The Sting was another huge hit, with Newman as the wise old con man Henry Gondorff, and Redford as the up-and-coming con man Johnny Hooker. All the way down the cast list you find accomplished actors, and the intricate screenplay needed just such pros to make it work. Robert Shaw portrays an Irish gangster, Doyle Lonnegan, a tough who tells one of his henchmen that he would even kill a childhood friend if necessary to preserve his hold on the mob.

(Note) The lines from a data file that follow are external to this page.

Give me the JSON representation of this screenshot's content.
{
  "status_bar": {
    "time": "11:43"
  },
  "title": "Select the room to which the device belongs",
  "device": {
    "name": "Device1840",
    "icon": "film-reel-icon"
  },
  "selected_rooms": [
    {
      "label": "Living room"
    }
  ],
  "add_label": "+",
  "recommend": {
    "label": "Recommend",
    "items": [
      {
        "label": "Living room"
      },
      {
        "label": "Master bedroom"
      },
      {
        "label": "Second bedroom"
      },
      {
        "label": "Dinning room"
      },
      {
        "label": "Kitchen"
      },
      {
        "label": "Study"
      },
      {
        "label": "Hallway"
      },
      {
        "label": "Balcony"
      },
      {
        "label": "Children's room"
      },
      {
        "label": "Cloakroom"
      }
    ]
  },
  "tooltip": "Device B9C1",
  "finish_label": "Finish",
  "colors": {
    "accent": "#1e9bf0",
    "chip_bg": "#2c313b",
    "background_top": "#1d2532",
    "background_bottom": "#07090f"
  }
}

Gondorff and Hooker, the small-time grifters, are out for revenge against Lonnegan for killing one of their old con-man accomplices. Regarding Lonnegan, Johnny Hooker says "he's not as tough as he thinks", to which the more experienced Gondorff replies, "neither are we." Gritty realism flows through the entire film, but the story is told with a light comedic touch. Of special note is the soundtrack music of Scott Joplin, now most famous for "The Entertainer" due to its use in The Sting. Joplin's music was actually from a time even earlier than the setting of Butch Cassidy and the Sundance Kid, but its spirit does seem to fit the time of The Sting.
When a film succeeds, or when it fails, much credit or blame is due the director. George Roy Hill took this complex story, delicately balanced between tragedy and farce, and made it work. At least four sub-plots are interwoven, and each is brought to a conclusion with no loose ends. The Sting is a greatly enjoyable film, and a tribute to Hill's craftsmanship and that of his stellar cast.
This one is so good that it is worth the upgrade to Blu-ray. There is a bit of controversy about the aspect ratio, whether 1.37 to 1 or 1.85 to 1. I am normally very sensitive to such things, but seeing both versions years apart, I noticed nothing amiss. For what it is worth, the Blu-ray picture quality in The Sting is way better than that in Butch Cassidy and the Sundance Kid.